In Ethiopia, malaria is a leading cause of public health problem and impediment to socioeconomic development. Plasmodium falciparum and Plasmodium vivax are the two most common malaria parasites in Ethiopia, having annual percentage prevalence of 60% and 40%, respectively [1-3].
An important feature in the epidemiology of malaria in Ethiopia is the brevity of transmission season that precludes the development of immunity, favouring periodic epidemics with high mortality . In general, knowing the biology, behaviour, habitat and identification of the vector species helps to decide and implement appropriate vector control methods . Mosquitoes of the Anopheles gambiae complex are the most important malaria vectors in the world and are composed of seven sibling species namely, An. gambiae sensu stricto (s.s.), Anopheles arabiensis, Anopheles bwambae, Anopheles merus, Anopheles melas and Anopheles quadriannulatus (species A and B). However, only An. gambiae s.s. and An. arabiensis have become widely distributed and are most efficient vectors. Moreover, they are most important as far as intensified transmission of malaria is concerned [5,6]. Of the An. gambiae complex siblings, An. arabiensis and An. quadriannulatus sp.B are known to occur in Ethiopia  and malaria in Ethiopia is transmitted mainly by An. arabiensis [8,9]

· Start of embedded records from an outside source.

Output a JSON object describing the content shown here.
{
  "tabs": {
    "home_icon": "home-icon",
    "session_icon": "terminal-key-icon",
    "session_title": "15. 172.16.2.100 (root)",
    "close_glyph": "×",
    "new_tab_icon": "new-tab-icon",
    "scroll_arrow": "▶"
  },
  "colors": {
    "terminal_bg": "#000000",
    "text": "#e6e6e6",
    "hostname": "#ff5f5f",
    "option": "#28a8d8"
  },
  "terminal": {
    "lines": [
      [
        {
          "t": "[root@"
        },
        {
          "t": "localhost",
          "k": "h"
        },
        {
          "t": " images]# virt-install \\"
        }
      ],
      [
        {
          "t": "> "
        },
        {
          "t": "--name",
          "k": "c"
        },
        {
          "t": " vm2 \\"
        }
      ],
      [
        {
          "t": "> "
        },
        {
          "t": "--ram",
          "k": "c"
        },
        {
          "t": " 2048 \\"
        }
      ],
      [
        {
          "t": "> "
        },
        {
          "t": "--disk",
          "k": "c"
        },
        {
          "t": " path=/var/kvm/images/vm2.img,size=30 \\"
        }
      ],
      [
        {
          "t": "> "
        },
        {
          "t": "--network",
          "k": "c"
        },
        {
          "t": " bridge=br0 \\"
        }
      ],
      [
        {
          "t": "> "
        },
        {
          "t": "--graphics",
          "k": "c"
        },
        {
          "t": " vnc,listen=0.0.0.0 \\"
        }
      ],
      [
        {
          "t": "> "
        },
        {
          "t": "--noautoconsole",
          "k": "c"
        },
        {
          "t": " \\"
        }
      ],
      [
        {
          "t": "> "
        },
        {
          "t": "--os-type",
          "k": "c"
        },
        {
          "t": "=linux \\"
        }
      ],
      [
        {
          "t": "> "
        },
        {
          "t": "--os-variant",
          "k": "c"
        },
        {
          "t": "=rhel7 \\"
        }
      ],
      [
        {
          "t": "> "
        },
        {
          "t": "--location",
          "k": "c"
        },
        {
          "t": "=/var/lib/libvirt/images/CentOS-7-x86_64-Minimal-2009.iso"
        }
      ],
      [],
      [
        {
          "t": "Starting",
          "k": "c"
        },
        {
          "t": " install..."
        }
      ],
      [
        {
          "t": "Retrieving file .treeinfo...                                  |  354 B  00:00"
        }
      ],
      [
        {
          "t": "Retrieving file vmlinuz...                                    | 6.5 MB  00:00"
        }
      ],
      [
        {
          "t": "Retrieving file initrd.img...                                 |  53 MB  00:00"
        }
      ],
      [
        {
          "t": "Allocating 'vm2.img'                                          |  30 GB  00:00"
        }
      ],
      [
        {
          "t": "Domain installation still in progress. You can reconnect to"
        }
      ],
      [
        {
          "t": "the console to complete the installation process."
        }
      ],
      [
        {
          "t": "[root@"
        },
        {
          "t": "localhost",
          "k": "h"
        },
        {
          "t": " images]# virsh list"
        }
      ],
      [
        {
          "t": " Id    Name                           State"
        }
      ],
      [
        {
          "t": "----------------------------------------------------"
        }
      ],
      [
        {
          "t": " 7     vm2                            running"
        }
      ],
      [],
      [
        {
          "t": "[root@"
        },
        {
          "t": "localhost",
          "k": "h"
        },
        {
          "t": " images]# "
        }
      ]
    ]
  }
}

Vector control is one of the measures applied to reduce malaria transmission by aiming at reducing breeding and survival of mosquito vectors. The available vector control methods are: chemical, biological, genetic, environmental management, personal protection and integrated vector management.
Although there are many vector control methods, most of them are too expensive, ecologically harmful, and environmentally unsafe or they are practically infeasible and inaccessible to be used in poor countries like Ethiopia. Moreover, insecticide resistance is now a major problem facing malaria vector control programnes in most African countries, including Ethiopia, with most important vector species, showing resistance to one or more of the insecticide classes used in vector control [4,8-10].
There is a need to have an intervention that better avoids such problems. This may include the uses of mosquito repellents which may be commercially available or locally produced by the community itself. Repellents have been used to drive away or repel insects or pests. They may be in the form of smoke, spray or aerosol, oils and body lotions. Aerosols and pump sprays are intended for skin applications and treating cloths while liquid, cream, lotion and spray products enable direct skin application. In Ethiopia, wogert (Silene macroserene), kebericho (Echinops kebericho), tinjut (Ostostegia integrifolia), and woira (Olea europaea) have been shown to have repellent effects against An. arabiensis under laboratory conditions . Plant parts are burned indoors and the smoke is believed to repel and also knock down mosquitoes. They do have limitations in that they need to be applied frequently (hourly or daily) because of their short residual effect and they might have unpleasant side effects, such as coughing because of irritations from the smoke . Therefore, it is important to know which repellent products can be relied on to provide predictable and prolonged protection from insect bites with out causing side effects on human health. So, rather than burning, repellents applied on the skin are preferable and comfortable for individual use. Moreover, insect repellents may be more economically feasible than other vector control methods and they can substitute or they can be alternatives to chemical control methods, such as space spray, which contaminate the environment and are less economically feasible . Repellents are more recommended for people staying outdoors at night for work or leisure and those working in plantations and may be at risk during daytime. Repellents are also useful in combination with LLITNs by protecting people from the bite of mosquitoes before they retire to bed.
Therefore, a trial was conducted in Sodere village to evaluate the repellent efficacy of one synthetic repellent, DEET and three plant based repellents, Mygg A, 20% neem oil and 20% chinaberry oil against An. arabiensis. This research project reported the results obtained from the trial.